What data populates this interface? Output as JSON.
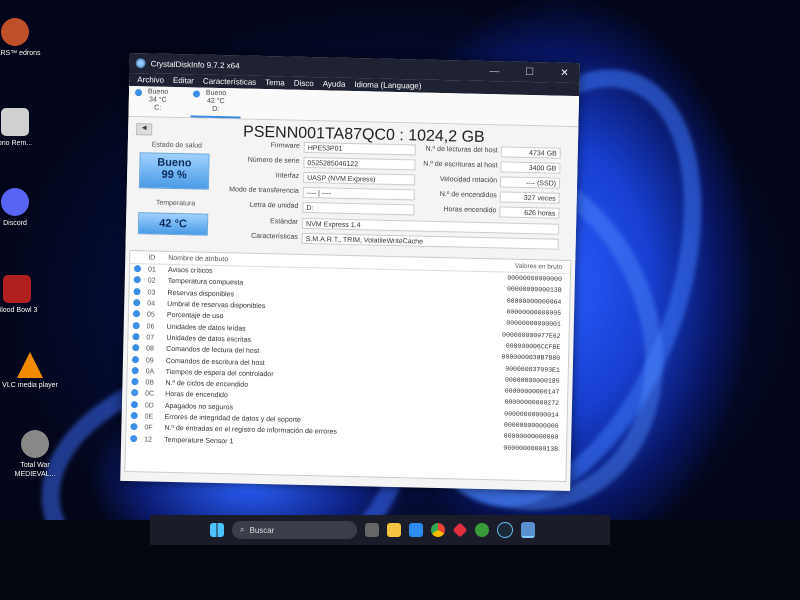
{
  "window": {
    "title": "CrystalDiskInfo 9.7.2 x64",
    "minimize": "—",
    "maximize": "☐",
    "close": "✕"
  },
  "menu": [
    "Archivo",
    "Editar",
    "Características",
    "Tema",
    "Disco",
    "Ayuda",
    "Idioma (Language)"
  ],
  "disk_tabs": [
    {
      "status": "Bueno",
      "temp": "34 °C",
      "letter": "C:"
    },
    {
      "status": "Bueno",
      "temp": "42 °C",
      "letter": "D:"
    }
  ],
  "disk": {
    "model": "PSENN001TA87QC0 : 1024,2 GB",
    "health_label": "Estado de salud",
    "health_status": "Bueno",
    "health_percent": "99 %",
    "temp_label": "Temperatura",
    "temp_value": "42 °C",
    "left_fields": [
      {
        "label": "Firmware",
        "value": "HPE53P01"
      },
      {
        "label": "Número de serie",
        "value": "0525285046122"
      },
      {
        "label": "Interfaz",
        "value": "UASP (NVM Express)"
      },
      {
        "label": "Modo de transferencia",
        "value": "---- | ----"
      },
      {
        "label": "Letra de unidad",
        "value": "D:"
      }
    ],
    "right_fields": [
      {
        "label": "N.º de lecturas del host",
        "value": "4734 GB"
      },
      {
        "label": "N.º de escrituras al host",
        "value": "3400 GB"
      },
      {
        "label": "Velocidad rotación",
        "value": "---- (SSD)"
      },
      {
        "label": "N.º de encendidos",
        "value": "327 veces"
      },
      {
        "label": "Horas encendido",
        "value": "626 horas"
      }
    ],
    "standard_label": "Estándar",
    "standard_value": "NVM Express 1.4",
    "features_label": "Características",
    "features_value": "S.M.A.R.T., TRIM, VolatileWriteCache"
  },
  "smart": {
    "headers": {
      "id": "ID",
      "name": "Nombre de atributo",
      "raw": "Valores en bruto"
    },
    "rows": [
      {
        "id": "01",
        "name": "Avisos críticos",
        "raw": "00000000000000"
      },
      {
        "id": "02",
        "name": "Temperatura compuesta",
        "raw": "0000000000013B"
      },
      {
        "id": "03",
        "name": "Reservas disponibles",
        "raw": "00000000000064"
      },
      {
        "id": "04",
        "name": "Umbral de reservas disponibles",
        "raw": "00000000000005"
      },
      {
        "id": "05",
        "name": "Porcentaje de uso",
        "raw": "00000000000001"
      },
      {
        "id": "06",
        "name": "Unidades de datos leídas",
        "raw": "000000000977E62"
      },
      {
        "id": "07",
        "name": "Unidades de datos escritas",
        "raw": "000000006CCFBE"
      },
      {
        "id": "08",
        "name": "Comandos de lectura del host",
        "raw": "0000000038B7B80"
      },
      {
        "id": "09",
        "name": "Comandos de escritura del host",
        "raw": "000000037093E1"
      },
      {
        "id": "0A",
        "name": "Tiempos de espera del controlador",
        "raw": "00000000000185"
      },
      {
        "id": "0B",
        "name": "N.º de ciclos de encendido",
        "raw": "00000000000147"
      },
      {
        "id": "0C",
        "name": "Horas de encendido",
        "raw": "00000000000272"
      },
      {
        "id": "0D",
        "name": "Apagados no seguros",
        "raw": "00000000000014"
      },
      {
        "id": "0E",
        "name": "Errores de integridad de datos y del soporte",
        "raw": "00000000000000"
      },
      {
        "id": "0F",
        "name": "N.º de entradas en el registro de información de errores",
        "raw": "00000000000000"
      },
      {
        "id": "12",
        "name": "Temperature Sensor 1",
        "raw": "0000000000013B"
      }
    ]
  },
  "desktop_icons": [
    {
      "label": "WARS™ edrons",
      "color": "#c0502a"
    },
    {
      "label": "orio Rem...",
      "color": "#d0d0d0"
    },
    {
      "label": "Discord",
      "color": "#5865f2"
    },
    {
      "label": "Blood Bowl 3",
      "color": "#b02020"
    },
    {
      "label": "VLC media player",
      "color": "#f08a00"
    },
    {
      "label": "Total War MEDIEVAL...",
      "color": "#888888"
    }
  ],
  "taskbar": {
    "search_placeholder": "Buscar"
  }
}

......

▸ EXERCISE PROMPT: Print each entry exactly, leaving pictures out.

▸ ANSWER BELOW:
What data populates this interface? Output as JSON.
{
  "window": {
    "title": "CrystalDiskInfo 9.7.2 x64",
    "minimize": "—",
    "maximize": "☐",
    "close": "✕"
  },
  "menu": [
    "Archivo",
    "Editar",
    "Características",
    "Tema",
    "Disco",
    "Ayuda",
    "Idioma (Language)"
  ],
  "disk_tabs": [
    {
      "status": "Bueno",
      "temp": "34 °C",
      "letter": "C:"
    },
    {
      "status": "Bueno",
      "temp": "42 °C",
      "letter": "D:"
    }
  ],
  "disk": {
    "model": "PSENN001TA87QC0 : 1024,2 GB",
    "health_label": "Estado de salud",
    "health_status": "Bueno",
    "health_percent": "99 %",
    "temp_label": "Temperatura",
    "temp_value": "42 °C",
    "left_fields": [
      {
        "label": "Firmware",
        "value": "HPE53P01"
      },
      {
        "label": "Número de serie",
        "value": "0525285046122"
      },
      {
        "label": "Interfaz",
        "value": "UASP (NVM Express)"
      },
      {
        "label": "Modo de transferencia",
        "value": "---- | ----"
      },
      {
        "label": "Letra de unidad",
        "value": "D:"
      }
    ],
    "right_fields": [
      {
        "label": "N.º de lecturas del host",
        "value": "4734 GB"
      },
      {
        "label": "N.º de escrituras al host",
        "value": "3400 GB"
      },
      {
        "label": "Velocidad rotación",
        "value": "---- (SSD)"
      },
      {
        "label": "N.º de encendidos",
        "value": "327 veces"
      },
      {
        "label": "Horas encendido",
        "value": "626 horas"
      }
    ],
    "standard_label": "Estándar",
    "standard_value": "NVM Express 1.4",
    "features_label": "Características",
    "features_value": "S.M.A.R.T., TRIM, VolatileWriteCache"
  },
  "smart": {
    "headers": {
      "id": "ID",
      "name": "Nombre de atributo",
      "raw": "Valores en bruto"
    },
    "rows": [
      {
        "id": "01",
        "name": "Avisos críticos",
        "raw": "00000000000000"
      },
      {
        "id": "02",
        "name": "Temperatura compuesta",
        "raw": "0000000000013B"
      },
      {
        "id": "03",
        "name": "Reservas disponibles",
        "raw": "00000000000064"
      },
      {
        "id": "04",
        "name": "Umbral de reservas disponibles",
        "raw": "00000000000005"
      },
      {
        "id": "05",
        "name": "Porcentaje de uso",
        "raw": "00000000000001"
      },
      {
        "id": "06",
        "name": "Unidades de datos leídas",
        "raw": "000000000977E62"
      },
      {
        "id": "07",
        "name": "Unidades de datos escritas",
        "raw": "000000006CCFBE"
      },
      {
        "id": "08",
        "name": "Comandos de lectura del host",
        "raw": "0000000038B7B80"
      },
      {
        "id": "09",
        "name": "Comandos de escritura del host",
        "raw": "000000037093E1"
      },
      {
        "id": "0A",
        "name": "Tiempos de espera del controlador",
        "raw": "00000000000185"
      },
      {
        "id": "0B",
        "name": "N.º de ciclos de encendido",
        "raw": "00000000000147"
      },
      {
        "id": "0C",
        "name": "Horas de encendido",
        "raw": "00000000000272"
      },
      {
        "id": "0D",
        "name": "Apagados no seguros",
        "raw": "00000000000014"
      },
      {
        "id": "0E",
        "name": "Errores de integridad de datos y del soporte",
        "raw": "00000000000000"
      },
      {
        "id": "0F",
        "name": "N.º de entradas en el registro de información de errores",
        "raw": "00000000000000"
      },
      {
        "id": "12",
        "name": "Temperature Sensor 1",
        "raw": "0000000000013B"
      }
    ]
  },
  "desktop_icons": [
    {
      "label": "WARS™ edrons",
      "color": "#c0502a"
    },
    {
      "label": "orio Rem...",
      "color": "#d0d0d0"
    },
    {
      "label": "Discord",
      "color": "#5865f2"
    },
    {
      "label": "Blood Bowl 3",
      "color": "#b02020"
    },
    {
      "label": "VLC media player",
      "color": "#f08a00"
    },
    {
      "label": "Total War MEDIEVAL...",
      "color": "#888888"
    }
  ],
  "taskbar": {
    "search_placeholder": "Buscar"
  }
}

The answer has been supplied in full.